» TO DO:
From the material below, copy every line in which the word "data" occurs.

_ _ _ _

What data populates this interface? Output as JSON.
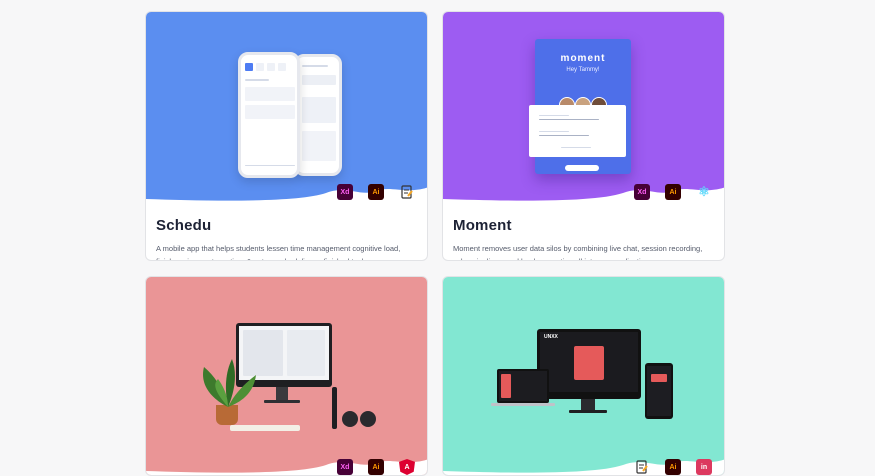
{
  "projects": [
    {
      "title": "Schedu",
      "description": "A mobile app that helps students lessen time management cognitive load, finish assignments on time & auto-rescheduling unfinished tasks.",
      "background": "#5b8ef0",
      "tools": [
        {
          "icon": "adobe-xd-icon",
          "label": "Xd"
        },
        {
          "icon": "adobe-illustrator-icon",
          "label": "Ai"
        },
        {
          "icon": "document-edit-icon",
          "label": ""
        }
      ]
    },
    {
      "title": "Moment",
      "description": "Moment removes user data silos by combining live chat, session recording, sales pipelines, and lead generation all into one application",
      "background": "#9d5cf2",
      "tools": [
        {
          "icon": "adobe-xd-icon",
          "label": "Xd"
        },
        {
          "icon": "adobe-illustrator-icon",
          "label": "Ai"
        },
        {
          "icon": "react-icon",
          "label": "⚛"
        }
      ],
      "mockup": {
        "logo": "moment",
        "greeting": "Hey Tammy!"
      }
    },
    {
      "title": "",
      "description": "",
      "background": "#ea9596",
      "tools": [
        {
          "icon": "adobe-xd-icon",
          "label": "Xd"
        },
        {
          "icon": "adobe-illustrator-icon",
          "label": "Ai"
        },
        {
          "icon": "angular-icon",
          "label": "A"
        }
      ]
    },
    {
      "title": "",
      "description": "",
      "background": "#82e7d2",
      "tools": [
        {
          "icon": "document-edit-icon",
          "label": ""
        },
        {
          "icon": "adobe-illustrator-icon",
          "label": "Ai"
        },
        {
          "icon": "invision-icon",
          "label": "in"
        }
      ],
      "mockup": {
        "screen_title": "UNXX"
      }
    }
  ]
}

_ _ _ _

» SOLUTION TO THE PROBLEM:
What data populates this interface? Output as JSON.
      "description": "Moment removes user data silos by combining live chat, session recording, sales pipelines, and lead generation all into one application",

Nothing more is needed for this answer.